Written by Chris Chow
Directed by Chris Nahon
Saya (Gianna Jun) is a hundreds-years-old demon slayer, but she looks much like a teenage girl. Her handlers in The Council, who charge themselves with ridding the world of demons that hide in human form, give her a new assignment: to go undercover as a high school student at a US military base just outside Tokyo, Japan where several people have turned up dead recently. These deaths, the Council believes, were caused by 'underling' demons feeding in anticipation of the arrival of Onigen (Koyuki) the ultimate demon.
At the base, we are introduced to Alice (Allison Miller), teenage daughter of the base commander. One day, her fencing instructor sets her up to be killed by two classmates. Saya arrives in the nick of time, and Alice witnesses Saya slicing and dicing her demonic classmates. She calls her father, who locks down the area, but their investigation is thwarted by members of the Council posing as CIA officers. But Alice doesn't take no for an answer, and begins attempting to dig deeper and her actions have disastrous consequences: A Council agent named Luke kills her father.
Why this happens, I have no clue. Why he then ends up killing his partner and trying to kill Saya and Alice is never explained. He spouts off some dialogue about how his partner had grown "soft", but that's no reason to kill him (y'know, since they were partners...) It's not like Luke is actually going evil and worships the demons or something, he just randomly decides to kill his partner and the greatest weapon the Council has against the oncoming demon onslaught.
Eventually, Alice and Saya escape, only to end up in some kind of dream world where they confront Onigen, who reveals that she is Saya's mother. How or why any of this happens is also never explained. Why Alice is allowed to wake up and rejoin the real world while Saya remains there after defeating Onigen, is never explained. So what we're left with is a stylish film with solid performances, punctuated by cool, fun action sequences... but with no idea how or why any of the events in the film are taking place. It all starts out well enough, but goes totally off the rails in the second half.

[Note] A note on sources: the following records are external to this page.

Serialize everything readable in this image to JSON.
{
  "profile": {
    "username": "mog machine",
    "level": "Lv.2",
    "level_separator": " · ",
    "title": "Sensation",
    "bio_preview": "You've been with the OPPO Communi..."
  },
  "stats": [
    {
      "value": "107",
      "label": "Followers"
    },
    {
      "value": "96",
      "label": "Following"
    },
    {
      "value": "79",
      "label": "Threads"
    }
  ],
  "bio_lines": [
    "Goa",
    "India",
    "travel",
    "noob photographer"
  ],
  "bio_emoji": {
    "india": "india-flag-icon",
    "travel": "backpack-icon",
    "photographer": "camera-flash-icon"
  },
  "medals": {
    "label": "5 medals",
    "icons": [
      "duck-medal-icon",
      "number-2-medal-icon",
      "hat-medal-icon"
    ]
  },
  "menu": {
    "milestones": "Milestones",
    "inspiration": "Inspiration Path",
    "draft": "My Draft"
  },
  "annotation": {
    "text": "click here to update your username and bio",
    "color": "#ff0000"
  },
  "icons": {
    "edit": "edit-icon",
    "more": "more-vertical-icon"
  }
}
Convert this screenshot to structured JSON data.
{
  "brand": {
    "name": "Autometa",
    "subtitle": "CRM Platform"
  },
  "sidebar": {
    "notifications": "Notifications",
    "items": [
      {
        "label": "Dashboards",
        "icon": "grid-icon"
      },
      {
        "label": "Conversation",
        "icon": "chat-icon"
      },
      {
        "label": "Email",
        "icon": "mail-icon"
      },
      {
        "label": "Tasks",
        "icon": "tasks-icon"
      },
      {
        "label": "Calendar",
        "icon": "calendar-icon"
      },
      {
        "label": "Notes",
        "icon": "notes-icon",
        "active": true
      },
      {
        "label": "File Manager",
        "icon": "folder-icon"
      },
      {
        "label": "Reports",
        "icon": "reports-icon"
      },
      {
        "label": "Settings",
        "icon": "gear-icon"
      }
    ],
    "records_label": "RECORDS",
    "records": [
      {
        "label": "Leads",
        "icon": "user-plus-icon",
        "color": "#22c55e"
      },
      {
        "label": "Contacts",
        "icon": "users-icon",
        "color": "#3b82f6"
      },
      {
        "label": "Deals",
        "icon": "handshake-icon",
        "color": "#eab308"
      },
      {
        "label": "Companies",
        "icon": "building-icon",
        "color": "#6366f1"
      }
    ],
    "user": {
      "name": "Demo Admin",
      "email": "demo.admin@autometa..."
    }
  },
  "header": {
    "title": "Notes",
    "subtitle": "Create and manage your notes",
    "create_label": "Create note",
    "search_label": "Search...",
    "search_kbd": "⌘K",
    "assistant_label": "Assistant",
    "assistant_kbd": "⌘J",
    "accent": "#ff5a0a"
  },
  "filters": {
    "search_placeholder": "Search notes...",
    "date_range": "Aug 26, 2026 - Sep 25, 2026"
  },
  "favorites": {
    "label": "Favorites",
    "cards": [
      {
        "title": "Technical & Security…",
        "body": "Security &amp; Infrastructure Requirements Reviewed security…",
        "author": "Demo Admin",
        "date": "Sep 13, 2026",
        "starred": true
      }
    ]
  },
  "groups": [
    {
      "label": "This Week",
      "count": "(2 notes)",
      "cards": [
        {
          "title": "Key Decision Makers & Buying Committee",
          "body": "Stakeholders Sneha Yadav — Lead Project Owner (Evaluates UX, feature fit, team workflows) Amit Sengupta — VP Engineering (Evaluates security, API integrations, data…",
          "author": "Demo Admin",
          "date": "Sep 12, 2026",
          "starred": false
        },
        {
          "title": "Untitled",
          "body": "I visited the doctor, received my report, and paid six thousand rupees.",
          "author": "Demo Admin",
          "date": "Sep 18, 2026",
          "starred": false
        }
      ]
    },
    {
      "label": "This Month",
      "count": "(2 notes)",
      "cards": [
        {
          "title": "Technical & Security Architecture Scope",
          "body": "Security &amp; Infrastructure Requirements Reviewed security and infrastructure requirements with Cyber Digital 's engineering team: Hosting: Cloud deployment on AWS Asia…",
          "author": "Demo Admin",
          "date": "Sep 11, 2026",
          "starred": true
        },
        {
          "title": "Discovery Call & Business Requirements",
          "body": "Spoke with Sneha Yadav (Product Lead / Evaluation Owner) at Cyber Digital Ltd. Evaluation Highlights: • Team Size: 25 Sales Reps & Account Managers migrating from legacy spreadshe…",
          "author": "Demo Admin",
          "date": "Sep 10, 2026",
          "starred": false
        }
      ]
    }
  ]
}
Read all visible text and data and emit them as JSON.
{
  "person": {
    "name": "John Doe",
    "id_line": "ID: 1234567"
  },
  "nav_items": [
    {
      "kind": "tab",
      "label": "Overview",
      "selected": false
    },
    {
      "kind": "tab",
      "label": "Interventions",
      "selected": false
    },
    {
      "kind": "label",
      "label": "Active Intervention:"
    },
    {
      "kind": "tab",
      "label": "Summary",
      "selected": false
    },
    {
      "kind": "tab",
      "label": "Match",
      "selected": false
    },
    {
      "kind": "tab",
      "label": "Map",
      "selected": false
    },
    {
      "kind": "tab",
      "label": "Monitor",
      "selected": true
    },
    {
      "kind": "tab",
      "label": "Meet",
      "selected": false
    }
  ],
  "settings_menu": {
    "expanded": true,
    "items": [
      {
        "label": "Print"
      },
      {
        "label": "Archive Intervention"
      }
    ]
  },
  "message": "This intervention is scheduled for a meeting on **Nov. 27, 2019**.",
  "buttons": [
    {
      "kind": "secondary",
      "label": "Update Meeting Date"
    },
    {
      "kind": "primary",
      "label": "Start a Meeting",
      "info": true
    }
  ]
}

As a result, the film feels like key scenes are missing, a swiss-cheese sort of effect on the whole proceeding. The holes are almost laughably distracting, but the action sequences are enthralling.
Watching Saya take out what must have been at least a hundred demons in a rain soaked alley way is the centerpiece fight sequence of the entire film. It's filled with cool moves, and lots of general badassery. Eventually this, too, stops making sense since the demons start out looking a lot like the vampires from "Buffy the Vampire Slayer" but then they appear to be capable of further transformations into large, monstrous beasts. This happens twice in the film, but one wonders why it doesn't happen more if Saya has so much trouble taking out the demons in this particular form. Why did a hundred of them attack her as humans if they could just gang up on her as demons? Who knows. Still, these sequences are pretty fun. A fight between Saya and a one-eyed demon while on a truck precariously perched over a ravine is pretty cool, too.
The final battle between Onigen and Saya is another highlight, as Onigen's robes function almost like tentacles, whipping all around her. It's visually quite entertaining, even though the story has long since stopped having any kind of semblance of coherency.
I guess I can recommend "Blood: The Last Vampire" on that premise - Don't try to understand what's going on, but just watch those fights. They're pretty cool. At least, as a rental anyway. I'm not sure I could say someone should own this movie unless they're an ultra-huge fan of the franchise.